The adjusted present value is the net present value (NPV) of a project or company if financed solely by equity plus the present value (PV) of any financing benefits, which are the additional effects of debt. By taking into account financing benefits, APV includes tax shields such as those provided by deductible interest.

### BREAKING DOWN Adjusted Present Value - APV

To calculate the adjusted present value is to first calculate the net present value (NPV) of the project or company without debt. Then, the NPV is adjusted to include the benefits of financing. Main benefits of this approach are often tax shields resulting from one or more tax deductions of interest payments or a subsidized loan at below-market rates. Leveraged buyout situations are the most effective situations in which to use the adjusted present value methodology.

### Calculating Adjusted Present Value

While the adjusted present value method is similar to the discounted cash flow methodology, adjusted present cash flow does not capture taxes or other financing effects in a weighted average cost of capital (WACC) or other adjusted discount rate. Unlike WACC used in discounted cash flow, adjusted present value seeks to value the effects of the cost of equity and cost of debt separately. In essence, the adjusted present value equals:

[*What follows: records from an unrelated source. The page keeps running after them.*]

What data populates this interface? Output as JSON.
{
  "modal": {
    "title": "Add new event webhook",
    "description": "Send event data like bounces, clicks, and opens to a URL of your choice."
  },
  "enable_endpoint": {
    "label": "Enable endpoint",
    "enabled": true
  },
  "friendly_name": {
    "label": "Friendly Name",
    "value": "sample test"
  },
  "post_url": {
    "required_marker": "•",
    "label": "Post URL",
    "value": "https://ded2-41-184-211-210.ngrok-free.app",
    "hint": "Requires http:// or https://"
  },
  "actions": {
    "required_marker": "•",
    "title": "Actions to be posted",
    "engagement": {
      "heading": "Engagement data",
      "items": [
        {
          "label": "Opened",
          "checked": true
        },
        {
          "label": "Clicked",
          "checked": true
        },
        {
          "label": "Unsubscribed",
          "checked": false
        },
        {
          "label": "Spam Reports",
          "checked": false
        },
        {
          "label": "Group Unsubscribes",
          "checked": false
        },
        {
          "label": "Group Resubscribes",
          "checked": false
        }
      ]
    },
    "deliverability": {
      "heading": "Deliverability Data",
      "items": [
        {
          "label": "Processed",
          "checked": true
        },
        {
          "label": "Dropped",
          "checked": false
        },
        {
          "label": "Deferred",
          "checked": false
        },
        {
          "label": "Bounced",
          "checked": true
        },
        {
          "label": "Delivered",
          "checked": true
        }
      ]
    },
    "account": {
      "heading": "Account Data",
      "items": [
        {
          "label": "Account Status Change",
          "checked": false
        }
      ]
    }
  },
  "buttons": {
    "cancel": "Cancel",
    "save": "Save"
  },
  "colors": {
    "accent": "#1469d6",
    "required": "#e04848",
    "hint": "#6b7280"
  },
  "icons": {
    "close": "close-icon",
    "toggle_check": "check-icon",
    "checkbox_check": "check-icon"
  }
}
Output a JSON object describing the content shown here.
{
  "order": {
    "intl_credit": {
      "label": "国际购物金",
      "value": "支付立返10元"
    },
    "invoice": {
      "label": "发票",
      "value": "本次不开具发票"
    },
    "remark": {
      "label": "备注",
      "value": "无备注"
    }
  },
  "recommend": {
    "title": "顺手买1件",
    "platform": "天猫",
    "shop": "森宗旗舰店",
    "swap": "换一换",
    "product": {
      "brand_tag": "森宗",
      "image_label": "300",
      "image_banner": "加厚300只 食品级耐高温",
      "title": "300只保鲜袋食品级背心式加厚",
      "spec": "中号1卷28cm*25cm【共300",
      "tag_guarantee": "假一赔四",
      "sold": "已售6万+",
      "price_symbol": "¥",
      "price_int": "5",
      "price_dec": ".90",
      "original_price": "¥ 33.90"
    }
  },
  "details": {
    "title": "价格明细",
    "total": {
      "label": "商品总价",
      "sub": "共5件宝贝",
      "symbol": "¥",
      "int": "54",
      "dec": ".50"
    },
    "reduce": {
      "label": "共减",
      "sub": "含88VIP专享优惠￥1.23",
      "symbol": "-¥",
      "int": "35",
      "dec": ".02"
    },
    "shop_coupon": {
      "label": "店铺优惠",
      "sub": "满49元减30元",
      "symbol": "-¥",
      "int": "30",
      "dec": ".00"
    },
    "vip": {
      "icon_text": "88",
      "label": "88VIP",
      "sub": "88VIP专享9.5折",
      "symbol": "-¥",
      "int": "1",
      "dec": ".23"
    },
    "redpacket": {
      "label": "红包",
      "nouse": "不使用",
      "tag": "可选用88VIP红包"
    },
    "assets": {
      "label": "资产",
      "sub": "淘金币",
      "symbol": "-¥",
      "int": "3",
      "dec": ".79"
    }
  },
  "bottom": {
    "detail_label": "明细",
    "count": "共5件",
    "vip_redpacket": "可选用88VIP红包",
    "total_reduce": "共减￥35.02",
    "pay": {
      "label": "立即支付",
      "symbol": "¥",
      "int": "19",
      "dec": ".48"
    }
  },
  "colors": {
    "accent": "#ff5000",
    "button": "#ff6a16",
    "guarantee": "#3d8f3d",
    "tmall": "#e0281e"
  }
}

**Adjusted Present Value = Base****–****case net present value + net present value of all financing side effects**

In practice, the adjusted present value is not used as much as the discounted cash flow method. It is more of an academic calculation but is often considered to result in more accurate valuations.

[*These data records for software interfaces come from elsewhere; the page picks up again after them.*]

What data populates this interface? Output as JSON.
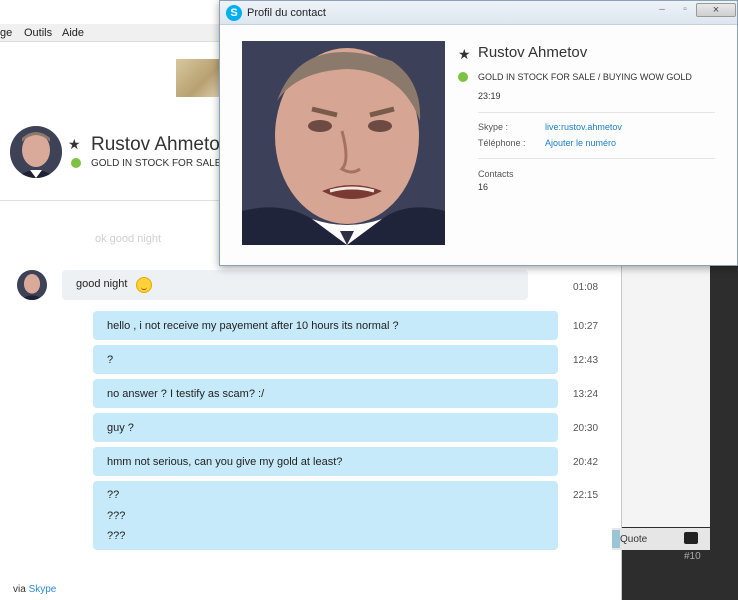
{
  "menu": {
    "view": "ge",
    "tools": "Outils",
    "help": "Aide"
  },
  "header": {
    "name": "Rustov Ahmetov",
    "mood": "GOLD IN STOCK FOR SALE /"
  },
  "conversation": {
    "ghost": "ok good night",
    "received": {
      "text": "good night",
      "time": "01:08"
    },
    "sent": [
      {
        "text": "hello  , i not receive my payement after 10 hours its normal ?",
        "time": "10:27"
      },
      {
        "text": "?",
        "time": "12:43"
      },
      {
        "text": "no answer ? I testify as scam? :/",
        "time": "13:24"
      },
      {
        "text": "guy ?",
        "time": "20:30"
      },
      {
        "text": "hmm not serious, can you give my gold at least?",
        "time": "20:42"
      },
      {
        "lines": [
          "??",
          "???",
          "???"
        ],
        "time": "22:15"
      }
    ],
    "via_prefix": "via",
    "via_brand": "Skype"
  },
  "side": {
    "quote_label": "Quote",
    "post_number": "#10"
  },
  "profile": {
    "window_title": "Profil du contact",
    "name": "Rustov Ahmetov",
    "mood": "GOLD IN STOCK FOR SALE / BUYING WOW GOLD",
    "local_time": "23:19",
    "skype_label": "Skype :",
    "skype_value": "live:rustov.ahmetov",
    "phone_label": "Téléphone :",
    "phone_value": "Ajouter le numéro",
    "contacts_label": "Contacts",
    "contacts_count": "16",
    "close_label": "×",
    "logo_glyph": "S"
  },
  "colors": {
    "online": "#7cc243",
    "sent_bubble": "#c6eaf9",
    "received_bubble": "#edf1f4",
    "link": "#1a7fc8",
    "skype_blue": "#00aff0"
  }
}
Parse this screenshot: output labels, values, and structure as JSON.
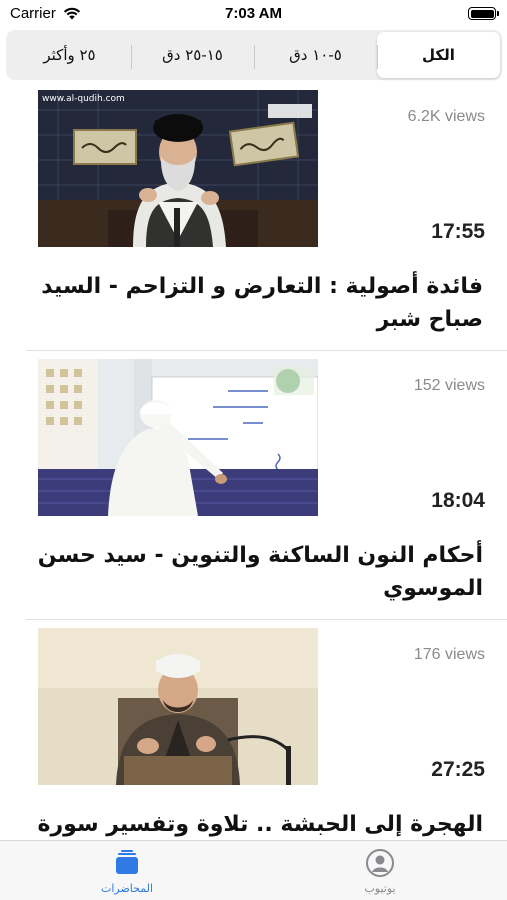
{
  "status_bar": {
    "carrier": "Carrier",
    "time": "7:03 AM"
  },
  "filters": {
    "selected_index": 0,
    "items": [
      "الكل",
      "٥-١٠ دق",
      "١٥-٢٥ دق",
      "٢٥ وأكثر"
    ]
  },
  "videos": [
    {
      "title": "فائدة أصولية : التعارض و التزاحم - السيد صباح شبر",
      "views": "6.2K views",
      "duration": "17:55"
    },
    {
      "title": "أحكام النون الساكنة والتنوين - سيد حسن الموسوي",
      "views": "152 views",
      "duration": "18:04"
    },
    {
      "title": "الهجرة إلى الحبشة .. تلاوة وتفسير سورة الزمر",
      "views": "176 views",
      "duration": "27:25"
    }
  ],
  "thumb_watermark": "www.al-qudih.com",
  "tabbar": {
    "lectures_label": "المحاضرات",
    "youtube_label": "يوتيوب",
    "active_color": "#2f7ae5",
    "inactive_color": "#8a8a8e"
  }
}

Along with the initial NPV estimate, three other variables must be calculated. The first, which is widely considered the most important side effect of financing, is the interest tax shield (ITS). The ITS is created when companies have debt because the interest on the debt is tax-deductible. The ITS is calculated as:

ITS = Interest Expense x Tax Rate

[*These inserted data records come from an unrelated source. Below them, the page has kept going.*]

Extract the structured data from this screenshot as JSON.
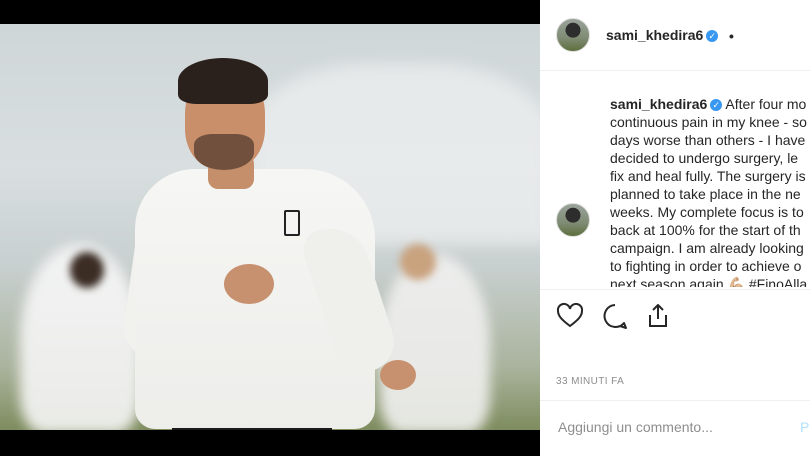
{
  "post": {
    "username": "sami_khedira6",
    "caption_text": "After four months of continuous pain in my knee - some days worse than others - I have decided to undergo surgery, let it fix and heal fully. The surgery is planned to take place in the next weeks. My complete focus is to be back at 100% for the start of the campaign. I am already looking forward to fighting in order to achieve our goals next season again 💪🏼",
    "caption_lines": [
      "After four mo",
      "continuous pain in my knee - so",
      "days worse than others - I have",
      "decided to undergo surgery, le",
      "fix and heal fully. The surgery is",
      "planned to take place in the ne",
      "weeks. My complete focus is to",
      "back at 100% for the start of th",
      "campaign. I am already looking",
      "to fighting in order to achieve o",
      "next season again 💪🏼 #FinoAlla"
    ],
    "timestamp": "33 MINUTI FA",
    "comment_placeholder": "Aggiungi un commento...",
    "publish_label": "P",
    "more_options": "•"
  },
  "icons": {
    "like": "heart-icon",
    "comment": "comment-bubble-icon",
    "share": "share-icon",
    "verified": "verified-badge-icon"
  },
  "colors": {
    "verified": "#3897f0",
    "text": "#262626",
    "muted": "#8e8e8e",
    "publish": "#b2dffc"
  }
}
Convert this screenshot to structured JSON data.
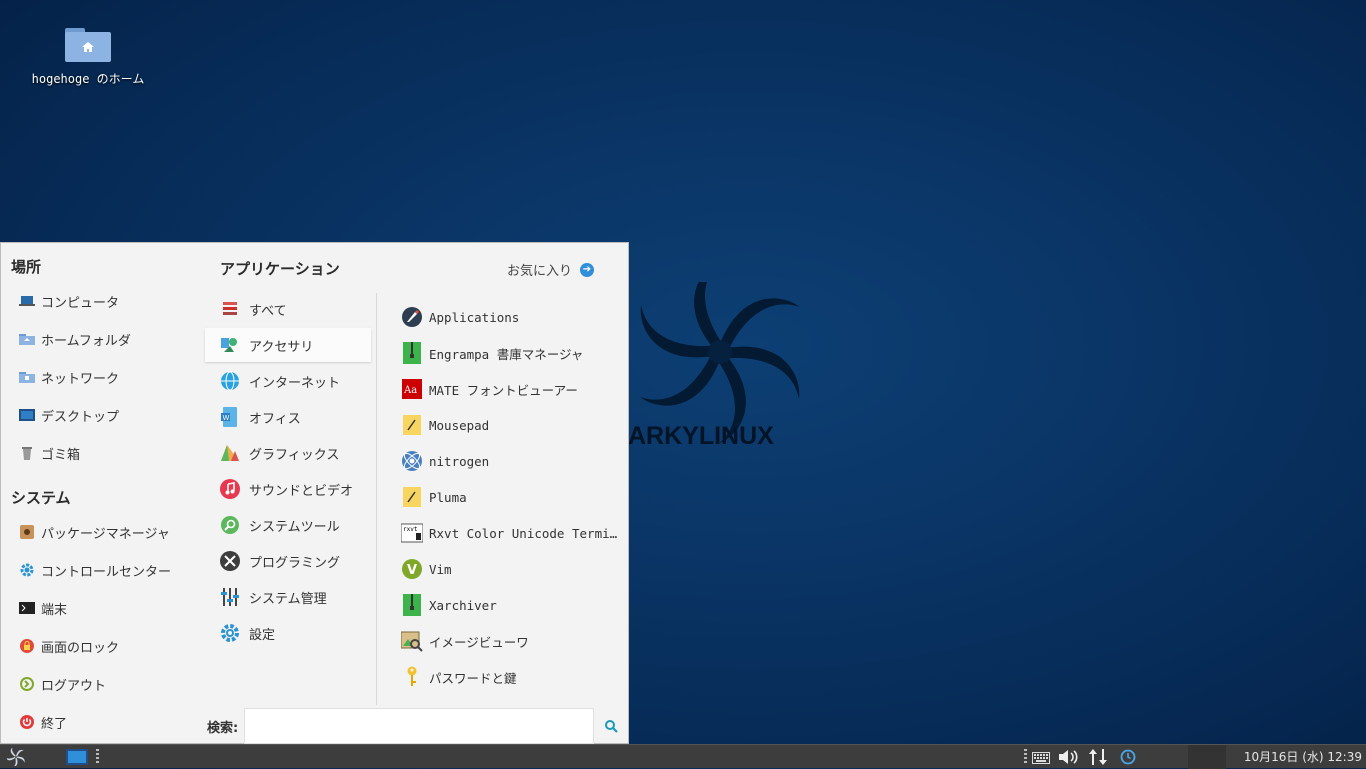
{
  "desktop": {
    "home_icon_label": "hogehoge のホーム",
    "logo_text": "ARKYLINUX"
  },
  "menu": {
    "places_title": "場所",
    "places": [
      {
        "label": "コンピュータ",
        "icon": "computer-icon"
      },
      {
        "label": "ホームフォルダ",
        "icon": "home-folder-icon"
      },
      {
        "label": "ネットワーク",
        "icon": "network-folder-icon"
      },
      {
        "label": "デスクトップ",
        "icon": "desktop-icon"
      },
      {
        "label": "ゴミ箱",
        "icon": "trash-icon"
      }
    ],
    "system_title": "システム",
    "system": [
      {
        "label": "パッケージマネージャ",
        "icon": "package-icon"
      },
      {
        "label": "コントロールセンター",
        "icon": "gear-icon"
      },
      {
        "label": "端末",
        "icon": "terminal-icon"
      },
      {
        "label": "画面のロック",
        "icon": "lock-icon"
      },
      {
        "label": "ログアウト",
        "icon": "logout-icon"
      },
      {
        "label": "終了",
        "icon": "power-icon"
      }
    ],
    "apps_title": "アプリケーション",
    "favorites_label": "お気に入り",
    "categories": [
      {
        "label": "すべて",
        "icon": "all-icon"
      },
      {
        "label": "アクセサリ",
        "icon": "accessories-icon"
      },
      {
        "label": "インターネット",
        "icon": "internet-icon"
      },
      {
        "label": "オフィス",
        "icon": "office-icon"
      },
      {
        "label": "グラフィックス",
        "icon": "graphics-icon"
      },
      {
        "label": "サウンドとビデオ",
        "icon": "music-icon"
      },
      {
        "label": "システムツール",
        "icon": "system-tools-icon"
      },
      {
        "label": "プログラミング",
        "icon": "programming-icon"
      },
      {
        "label": "システム管理",
        "icon": "admin-icon"
      },
      {
        "label": "設定",
        "icon": "settings-icon"
      }
    ],
    "active_category": "アクセサリ",
    "apps": [
      {
        "label": "Applications",
        "icon": "applications-icon"
      },
      {
        "label": "Engrampa 書庫マネージャ",
        "icon": "archive-icon"
      },
      {
        "label": "MATE フォントビューアー",
        "icon": "font-icon"
      },
      {
        "label": "Mousepad",
        "icon": "text-editor-icon"
      },
      {
        "label": "nitrogen",
        "icon": "nitrogen-icon"
      },
      {
        "label": "Pluma",
        "icon": "text-editor-icon"
      },
      {
        "label": "Rxvt Color Unicode Terminal",
        "icon": "rxvt-icon"
      },
      {
        "label": "Vim",
        "icon": "vim-icon"
      },
      {
        "label": "Xarchiver",
        "icon": "archive-icon"
      },
      {
        "label": "イメージビューワ",
        "icon": "image-viewer-icon"
      },
      {
        "label": "パスワードと鍵",
        "icon": "key-icon"
      }
    ],
    "search_label": "検索:",
    "search_value": ""
  },
  "taskbar": {
    "clock": "10月16日 (水) 12:39"
  }
}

The next component is the ITS Used. Because not all of the ITS must be used in a given year and can be carried forward, the ITS Used is calculated as:

ITS Used = minimum(ITS, taxes)

Lastly, the terminal value (TV) of the ITS is calculated. The formula for this is:

TV ITS = t x Debt x Re x (1 + g) / (Re - g) ^ 2

where t = tax rate

Debt = terminal year debt balance

g = terminal growth rate

In a financial projection where a base-case NPV is calculated, the sum of the present value of the ITS Used and the TV ITS are added to obtain the adjusted present value. For example, assume a multi-year projection calculation finds that the present value of a firm's free cash flow (FCF) plus terminal value is $230,700. If the present value of the ITS Used is $10,000 and present value of the TV ITS is $6,000, then the adjusted present value is:

Adjusted Present Value = $230,700 + $10,000 + 6,000 = $246,700